I shook my head in protest. “But you can’t do that!”
“I know I can’t. That’s why I need your help!”
* * * *
I walked through the cold, rainy night until I arrived at the school. From there I cut around until I reached the playing field behind it. It seemed completely dead. Looking away from the glow of the orange lights nearer the main buildings, I peered into the darker areas of the field where the light barely reached, letting my eyes grow accustomed to the dark. Gradually, I became aware of a thin, motionless pale figure almost completely shrouded in darkness. I walked towards it.
“Here…”, I said out of breath handing him the item. “This is what you need.”
He peered at the label on the side of the plastic bag and read the instructions. I watched the deeply-furrowed wrinkles in his face slowly change from all those endless years of utter doubt and despair into a sense of realisation and, finally relief.
“Where did you get this?” He finally asked.
“Off the internet.”
“The internet? What’s that?”
“That doesn’t matter now. In there is an old Chinese herbal remedy. I think this’ll work!”
“How much do I owe you for this?”
“Nothing! Even if I needed it, I couldn’t expect you to pay for this.”
His hands began to shake briefly. “Let me try it. You can leave me now.”
“Are you sure?”
“But shouldn’t I wait…?”
“No.” he said quietly but firmly. “You must leave now. I want you to walk away from here towards those trees and don’t look back. Keep your back to me. I don’t wish any harm to you, my friend. Promise me that?”

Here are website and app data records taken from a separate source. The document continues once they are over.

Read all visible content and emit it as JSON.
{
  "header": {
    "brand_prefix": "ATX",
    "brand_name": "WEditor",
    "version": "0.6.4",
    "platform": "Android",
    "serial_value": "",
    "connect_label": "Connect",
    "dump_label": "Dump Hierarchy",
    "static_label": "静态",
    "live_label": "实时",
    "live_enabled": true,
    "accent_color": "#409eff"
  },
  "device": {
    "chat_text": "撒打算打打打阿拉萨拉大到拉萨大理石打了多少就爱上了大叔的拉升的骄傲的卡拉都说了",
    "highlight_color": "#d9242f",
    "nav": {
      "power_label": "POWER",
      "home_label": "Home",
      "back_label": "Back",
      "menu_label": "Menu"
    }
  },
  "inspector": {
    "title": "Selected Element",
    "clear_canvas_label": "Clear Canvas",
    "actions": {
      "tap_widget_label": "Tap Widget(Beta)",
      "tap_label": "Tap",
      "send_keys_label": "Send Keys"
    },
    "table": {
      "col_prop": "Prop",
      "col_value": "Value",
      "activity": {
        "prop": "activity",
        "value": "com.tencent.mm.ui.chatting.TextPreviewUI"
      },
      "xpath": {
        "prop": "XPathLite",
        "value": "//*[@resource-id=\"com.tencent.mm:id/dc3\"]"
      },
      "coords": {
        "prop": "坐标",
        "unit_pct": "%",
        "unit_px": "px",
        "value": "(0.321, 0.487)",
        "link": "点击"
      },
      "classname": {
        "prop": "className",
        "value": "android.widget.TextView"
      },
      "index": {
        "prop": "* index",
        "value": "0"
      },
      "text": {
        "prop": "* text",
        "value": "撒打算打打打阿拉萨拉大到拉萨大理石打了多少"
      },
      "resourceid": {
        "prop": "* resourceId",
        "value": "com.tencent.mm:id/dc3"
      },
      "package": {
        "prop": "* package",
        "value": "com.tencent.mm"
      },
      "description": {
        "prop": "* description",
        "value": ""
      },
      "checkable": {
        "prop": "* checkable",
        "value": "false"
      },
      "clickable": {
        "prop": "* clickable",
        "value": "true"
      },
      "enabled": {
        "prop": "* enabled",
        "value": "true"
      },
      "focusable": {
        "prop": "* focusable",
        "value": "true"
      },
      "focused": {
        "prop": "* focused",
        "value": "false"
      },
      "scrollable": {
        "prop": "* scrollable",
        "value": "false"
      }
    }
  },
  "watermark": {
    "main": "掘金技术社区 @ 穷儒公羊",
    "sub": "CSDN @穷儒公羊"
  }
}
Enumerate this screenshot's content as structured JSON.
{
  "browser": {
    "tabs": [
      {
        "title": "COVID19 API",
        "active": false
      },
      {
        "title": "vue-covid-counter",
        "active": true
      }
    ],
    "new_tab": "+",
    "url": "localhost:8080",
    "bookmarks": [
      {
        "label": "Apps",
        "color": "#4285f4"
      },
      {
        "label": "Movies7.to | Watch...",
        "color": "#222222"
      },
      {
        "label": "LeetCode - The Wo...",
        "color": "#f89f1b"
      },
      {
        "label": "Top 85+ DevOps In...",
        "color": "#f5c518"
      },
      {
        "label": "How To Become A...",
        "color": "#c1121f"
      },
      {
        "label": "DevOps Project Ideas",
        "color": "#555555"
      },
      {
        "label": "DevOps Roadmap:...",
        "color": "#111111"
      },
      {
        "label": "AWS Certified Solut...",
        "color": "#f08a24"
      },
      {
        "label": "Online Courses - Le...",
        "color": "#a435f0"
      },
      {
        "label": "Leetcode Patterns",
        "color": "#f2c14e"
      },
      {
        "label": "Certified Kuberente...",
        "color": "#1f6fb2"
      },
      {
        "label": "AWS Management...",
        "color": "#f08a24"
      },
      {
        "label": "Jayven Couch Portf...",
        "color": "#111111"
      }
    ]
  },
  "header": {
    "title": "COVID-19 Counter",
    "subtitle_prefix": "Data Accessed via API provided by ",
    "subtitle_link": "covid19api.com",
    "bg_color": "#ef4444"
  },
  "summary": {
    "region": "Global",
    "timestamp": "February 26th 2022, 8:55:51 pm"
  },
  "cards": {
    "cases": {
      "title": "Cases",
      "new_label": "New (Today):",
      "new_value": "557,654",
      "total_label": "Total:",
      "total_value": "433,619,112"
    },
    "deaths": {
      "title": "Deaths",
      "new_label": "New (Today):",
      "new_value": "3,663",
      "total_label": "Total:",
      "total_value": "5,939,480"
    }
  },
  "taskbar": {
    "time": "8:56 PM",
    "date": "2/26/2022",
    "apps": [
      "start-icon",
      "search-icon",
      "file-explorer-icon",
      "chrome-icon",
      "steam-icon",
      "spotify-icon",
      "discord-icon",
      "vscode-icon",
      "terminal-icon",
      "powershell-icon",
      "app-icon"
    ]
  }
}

“Good, now go!”
“May I ask just one more thing?”
I paused as I fought to keep down a lump from gripping my throat. “What is your name?”
He paused for a moment before his eyes softened slightly. “I used to be called Vaclav. It’s an ordinary name where I came from. You won’t find me in any history book, Kevin. Not even in my home country. Now goodbye!”
I offered him my hand in farewell but he didn’t shake it. His face looked heavily preoccupied with his final task. I turned and began to walk away from him. Sensing his eyes on my back, I walked slowly as I listened to the sound of the plastic bag as he began to open it quickly. I slowed my pacing down. I heard him pause.
“Don’t stop or look back! Go straight home, Kevin!”
“I will. I promise.” I called out to him without turning around.
Feeling the lump returning in my throat, I quickened my pace towards the line of trees. Just as I got near them, in near-perfect silence, the whole area suddenly lit up in a brilliant white light. I looked at the line of trees with their leaves shimmering with the raindrops and then the light was gone…
Brad Evans was born in Sydney and is a writer who is living in the UK. His poetry and short stories have appeared in publications from various countries and has most recently appeared in Studio La Primitive and The Dawn Treader. A full-length book of his poems, and them and the jackals and the night, has also been published. Brad founded and edited the print and online publication Red Lamp, a journal of international poetry and organises poetry events on occasion.